__What you have to do__: Where a line of the records holds the string "title", copy that line.
*** Material for this task ***
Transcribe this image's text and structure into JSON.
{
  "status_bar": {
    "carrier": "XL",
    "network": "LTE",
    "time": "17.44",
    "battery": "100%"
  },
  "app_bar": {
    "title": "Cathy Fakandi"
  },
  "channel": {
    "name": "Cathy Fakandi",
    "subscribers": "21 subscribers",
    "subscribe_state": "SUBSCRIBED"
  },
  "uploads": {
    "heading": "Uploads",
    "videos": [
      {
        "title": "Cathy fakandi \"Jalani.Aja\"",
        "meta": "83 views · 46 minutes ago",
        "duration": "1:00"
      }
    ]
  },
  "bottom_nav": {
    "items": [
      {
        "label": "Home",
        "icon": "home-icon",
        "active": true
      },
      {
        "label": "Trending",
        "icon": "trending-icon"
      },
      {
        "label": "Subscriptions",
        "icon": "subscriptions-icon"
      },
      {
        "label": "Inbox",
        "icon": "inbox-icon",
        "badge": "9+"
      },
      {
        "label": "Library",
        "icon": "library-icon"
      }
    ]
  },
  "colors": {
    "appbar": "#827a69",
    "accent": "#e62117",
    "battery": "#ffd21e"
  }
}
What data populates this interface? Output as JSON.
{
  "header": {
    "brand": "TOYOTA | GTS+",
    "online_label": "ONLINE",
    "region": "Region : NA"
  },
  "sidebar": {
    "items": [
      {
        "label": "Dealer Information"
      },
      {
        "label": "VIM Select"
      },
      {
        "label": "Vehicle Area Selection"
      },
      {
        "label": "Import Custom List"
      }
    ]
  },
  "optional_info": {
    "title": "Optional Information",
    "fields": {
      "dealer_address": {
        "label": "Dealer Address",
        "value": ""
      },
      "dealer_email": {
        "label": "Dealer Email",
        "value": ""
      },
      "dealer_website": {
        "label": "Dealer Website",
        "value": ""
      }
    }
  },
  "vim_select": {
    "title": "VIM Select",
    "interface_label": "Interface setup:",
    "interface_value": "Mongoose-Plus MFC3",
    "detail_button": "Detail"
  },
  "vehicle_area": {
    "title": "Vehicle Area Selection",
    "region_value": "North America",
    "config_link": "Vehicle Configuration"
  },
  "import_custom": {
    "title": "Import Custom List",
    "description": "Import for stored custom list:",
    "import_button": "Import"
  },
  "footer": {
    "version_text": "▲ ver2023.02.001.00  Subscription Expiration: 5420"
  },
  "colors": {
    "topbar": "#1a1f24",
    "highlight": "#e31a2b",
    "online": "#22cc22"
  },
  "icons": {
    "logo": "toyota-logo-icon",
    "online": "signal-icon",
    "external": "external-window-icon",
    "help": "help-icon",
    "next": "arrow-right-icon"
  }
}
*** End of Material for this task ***
__Problem solution__:
    "title": "Cathy Fakandi"
        "title": "Cathy fakandi \"Jalani.Aja\"",
    "title": "Optional Information",
    "title": "VIM Select",
    "title": "Vehicle Area Selection",
    "title": "Import Custom List",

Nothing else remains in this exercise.